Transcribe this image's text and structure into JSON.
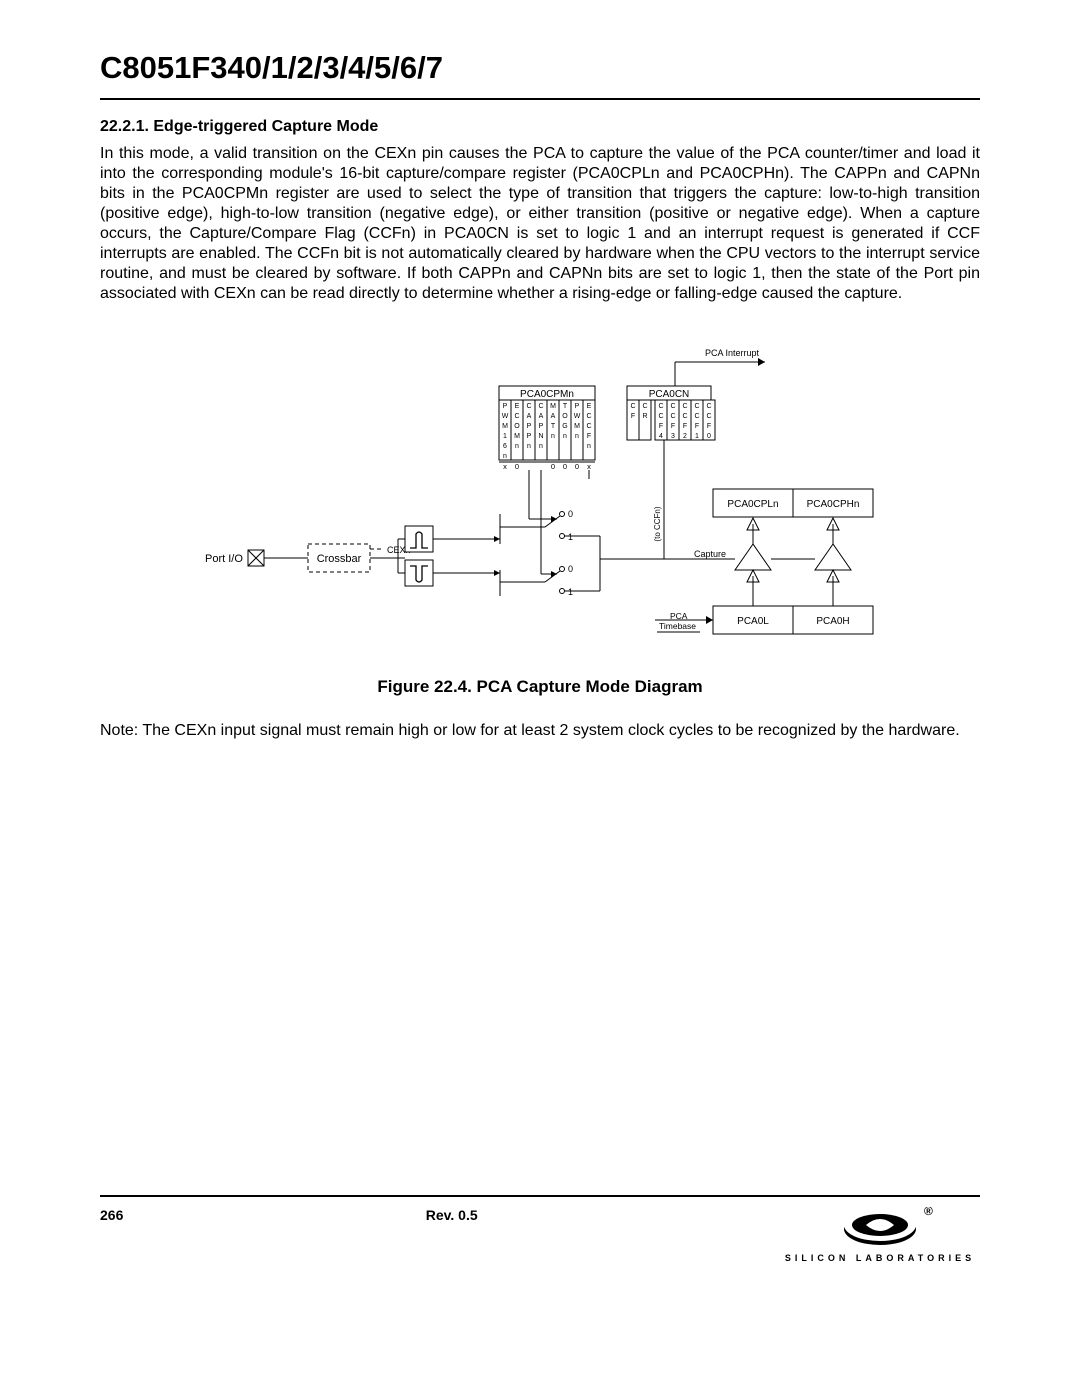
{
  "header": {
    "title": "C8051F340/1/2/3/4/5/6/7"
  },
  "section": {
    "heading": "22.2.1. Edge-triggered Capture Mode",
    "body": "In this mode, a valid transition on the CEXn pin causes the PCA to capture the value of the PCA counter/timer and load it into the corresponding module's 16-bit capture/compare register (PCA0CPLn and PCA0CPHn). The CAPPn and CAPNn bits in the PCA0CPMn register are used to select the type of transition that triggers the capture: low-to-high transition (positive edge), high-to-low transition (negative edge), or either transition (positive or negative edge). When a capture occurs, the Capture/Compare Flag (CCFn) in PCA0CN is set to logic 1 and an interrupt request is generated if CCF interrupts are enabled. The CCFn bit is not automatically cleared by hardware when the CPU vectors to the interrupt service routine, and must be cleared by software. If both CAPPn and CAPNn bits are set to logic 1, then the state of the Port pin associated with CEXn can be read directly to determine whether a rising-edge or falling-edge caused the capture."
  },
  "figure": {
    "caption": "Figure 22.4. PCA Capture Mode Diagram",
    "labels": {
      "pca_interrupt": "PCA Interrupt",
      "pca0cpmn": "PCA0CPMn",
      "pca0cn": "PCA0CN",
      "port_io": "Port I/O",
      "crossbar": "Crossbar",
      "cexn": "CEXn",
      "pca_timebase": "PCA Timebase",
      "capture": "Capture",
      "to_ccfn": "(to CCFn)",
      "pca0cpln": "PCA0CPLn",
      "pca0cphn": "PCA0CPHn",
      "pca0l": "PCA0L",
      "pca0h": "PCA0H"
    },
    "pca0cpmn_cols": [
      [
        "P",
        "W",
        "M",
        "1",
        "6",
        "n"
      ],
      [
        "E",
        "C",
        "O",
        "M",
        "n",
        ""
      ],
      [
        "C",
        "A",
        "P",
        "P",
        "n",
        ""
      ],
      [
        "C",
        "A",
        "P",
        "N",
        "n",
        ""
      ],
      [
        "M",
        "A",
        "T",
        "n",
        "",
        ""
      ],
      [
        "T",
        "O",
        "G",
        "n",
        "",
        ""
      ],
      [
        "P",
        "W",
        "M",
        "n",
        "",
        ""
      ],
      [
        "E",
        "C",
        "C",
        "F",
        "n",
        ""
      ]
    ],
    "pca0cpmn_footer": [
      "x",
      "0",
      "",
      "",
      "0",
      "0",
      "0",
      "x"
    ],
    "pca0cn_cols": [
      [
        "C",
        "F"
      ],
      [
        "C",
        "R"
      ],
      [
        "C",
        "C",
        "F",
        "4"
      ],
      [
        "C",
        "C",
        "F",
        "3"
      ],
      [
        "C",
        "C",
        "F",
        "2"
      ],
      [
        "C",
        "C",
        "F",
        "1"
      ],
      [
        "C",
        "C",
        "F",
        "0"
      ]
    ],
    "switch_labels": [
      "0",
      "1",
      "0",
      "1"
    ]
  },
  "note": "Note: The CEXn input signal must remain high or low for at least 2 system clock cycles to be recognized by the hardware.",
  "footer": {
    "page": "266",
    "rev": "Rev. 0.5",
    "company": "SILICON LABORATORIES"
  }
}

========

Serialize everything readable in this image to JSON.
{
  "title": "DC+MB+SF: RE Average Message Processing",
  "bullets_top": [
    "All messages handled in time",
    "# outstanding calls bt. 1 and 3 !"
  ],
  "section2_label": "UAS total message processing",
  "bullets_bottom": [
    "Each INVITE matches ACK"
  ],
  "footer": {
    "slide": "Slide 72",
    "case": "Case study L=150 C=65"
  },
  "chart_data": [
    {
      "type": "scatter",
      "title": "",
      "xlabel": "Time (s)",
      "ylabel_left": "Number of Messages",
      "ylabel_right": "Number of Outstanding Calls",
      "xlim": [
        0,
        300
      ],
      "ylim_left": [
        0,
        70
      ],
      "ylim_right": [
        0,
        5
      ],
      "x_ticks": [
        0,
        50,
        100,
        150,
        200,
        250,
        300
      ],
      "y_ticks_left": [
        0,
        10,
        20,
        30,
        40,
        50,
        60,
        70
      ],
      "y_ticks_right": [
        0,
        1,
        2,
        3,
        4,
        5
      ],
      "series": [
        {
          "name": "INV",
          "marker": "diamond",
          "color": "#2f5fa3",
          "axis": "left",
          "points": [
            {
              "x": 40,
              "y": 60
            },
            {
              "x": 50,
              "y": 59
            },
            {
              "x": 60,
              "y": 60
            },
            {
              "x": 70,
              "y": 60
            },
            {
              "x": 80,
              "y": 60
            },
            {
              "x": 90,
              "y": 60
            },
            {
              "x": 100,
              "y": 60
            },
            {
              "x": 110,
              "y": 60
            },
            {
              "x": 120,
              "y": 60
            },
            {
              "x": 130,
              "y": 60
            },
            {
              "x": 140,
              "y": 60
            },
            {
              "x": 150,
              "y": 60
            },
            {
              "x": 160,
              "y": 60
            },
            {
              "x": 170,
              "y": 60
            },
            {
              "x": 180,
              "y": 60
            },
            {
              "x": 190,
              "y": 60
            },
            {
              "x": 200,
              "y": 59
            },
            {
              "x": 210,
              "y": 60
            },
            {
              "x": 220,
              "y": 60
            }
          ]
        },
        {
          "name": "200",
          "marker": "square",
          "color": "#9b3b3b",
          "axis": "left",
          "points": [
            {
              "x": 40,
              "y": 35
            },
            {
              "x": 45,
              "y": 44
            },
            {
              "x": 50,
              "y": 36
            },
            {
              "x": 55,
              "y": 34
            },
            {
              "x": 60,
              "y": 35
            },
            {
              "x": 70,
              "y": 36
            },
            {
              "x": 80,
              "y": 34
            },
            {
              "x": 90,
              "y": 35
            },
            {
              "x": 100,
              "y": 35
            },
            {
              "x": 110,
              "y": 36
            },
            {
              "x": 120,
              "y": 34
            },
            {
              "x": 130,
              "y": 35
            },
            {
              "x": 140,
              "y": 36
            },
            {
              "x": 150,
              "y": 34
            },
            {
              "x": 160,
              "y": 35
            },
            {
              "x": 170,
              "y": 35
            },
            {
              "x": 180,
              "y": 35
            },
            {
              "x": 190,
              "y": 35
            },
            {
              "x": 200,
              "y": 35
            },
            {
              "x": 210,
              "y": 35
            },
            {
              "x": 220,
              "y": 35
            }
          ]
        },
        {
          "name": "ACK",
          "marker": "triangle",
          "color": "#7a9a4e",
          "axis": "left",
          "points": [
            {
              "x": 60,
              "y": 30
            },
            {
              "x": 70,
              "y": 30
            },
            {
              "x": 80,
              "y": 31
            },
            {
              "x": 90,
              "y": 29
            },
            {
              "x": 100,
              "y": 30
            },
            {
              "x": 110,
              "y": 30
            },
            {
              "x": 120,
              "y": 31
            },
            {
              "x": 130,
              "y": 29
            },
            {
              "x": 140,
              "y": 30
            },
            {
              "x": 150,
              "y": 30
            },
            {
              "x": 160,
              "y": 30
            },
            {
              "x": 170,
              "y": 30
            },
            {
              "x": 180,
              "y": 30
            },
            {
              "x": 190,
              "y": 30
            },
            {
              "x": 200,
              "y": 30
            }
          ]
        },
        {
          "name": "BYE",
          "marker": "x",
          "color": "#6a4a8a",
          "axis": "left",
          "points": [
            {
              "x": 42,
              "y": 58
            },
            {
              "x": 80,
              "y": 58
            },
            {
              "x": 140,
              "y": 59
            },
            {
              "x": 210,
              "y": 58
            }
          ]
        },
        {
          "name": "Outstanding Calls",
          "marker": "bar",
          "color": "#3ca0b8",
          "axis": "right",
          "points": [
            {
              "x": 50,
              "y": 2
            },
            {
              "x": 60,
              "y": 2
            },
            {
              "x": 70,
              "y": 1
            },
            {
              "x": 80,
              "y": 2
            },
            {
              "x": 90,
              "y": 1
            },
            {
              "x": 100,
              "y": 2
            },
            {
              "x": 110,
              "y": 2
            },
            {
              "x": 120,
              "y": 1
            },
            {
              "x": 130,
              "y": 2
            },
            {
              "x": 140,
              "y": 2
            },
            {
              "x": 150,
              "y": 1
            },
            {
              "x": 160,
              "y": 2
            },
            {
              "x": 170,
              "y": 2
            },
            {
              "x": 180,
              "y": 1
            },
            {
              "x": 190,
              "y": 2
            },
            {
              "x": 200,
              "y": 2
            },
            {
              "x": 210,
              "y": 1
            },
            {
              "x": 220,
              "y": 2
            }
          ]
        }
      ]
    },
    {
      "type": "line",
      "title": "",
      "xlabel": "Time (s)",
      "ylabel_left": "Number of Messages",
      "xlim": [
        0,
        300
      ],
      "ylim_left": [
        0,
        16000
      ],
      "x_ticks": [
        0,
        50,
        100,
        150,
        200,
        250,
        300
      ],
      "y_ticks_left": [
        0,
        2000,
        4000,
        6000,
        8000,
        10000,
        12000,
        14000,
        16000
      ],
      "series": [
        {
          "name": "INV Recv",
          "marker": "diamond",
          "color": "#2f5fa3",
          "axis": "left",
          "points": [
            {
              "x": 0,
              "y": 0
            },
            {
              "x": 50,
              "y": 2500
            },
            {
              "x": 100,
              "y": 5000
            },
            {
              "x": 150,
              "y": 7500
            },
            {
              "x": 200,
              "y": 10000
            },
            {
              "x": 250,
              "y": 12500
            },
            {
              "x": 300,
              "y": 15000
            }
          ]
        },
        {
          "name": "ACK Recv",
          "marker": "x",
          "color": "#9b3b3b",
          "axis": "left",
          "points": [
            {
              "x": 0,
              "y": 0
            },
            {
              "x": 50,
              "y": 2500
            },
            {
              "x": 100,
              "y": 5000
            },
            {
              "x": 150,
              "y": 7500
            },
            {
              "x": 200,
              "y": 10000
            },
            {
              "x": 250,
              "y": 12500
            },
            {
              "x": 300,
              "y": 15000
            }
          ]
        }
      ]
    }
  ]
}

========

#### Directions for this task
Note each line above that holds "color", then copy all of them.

#### Finished exercise
          "color": "#2f5fa3",
          "color": "#9b3b3b",
          "color": "#7a9a4e",
          "color": "#6a4a8a",
          "color": "#3ca0b8",
          "color": "#2f5fa3",
          "color": "#9b3b3b",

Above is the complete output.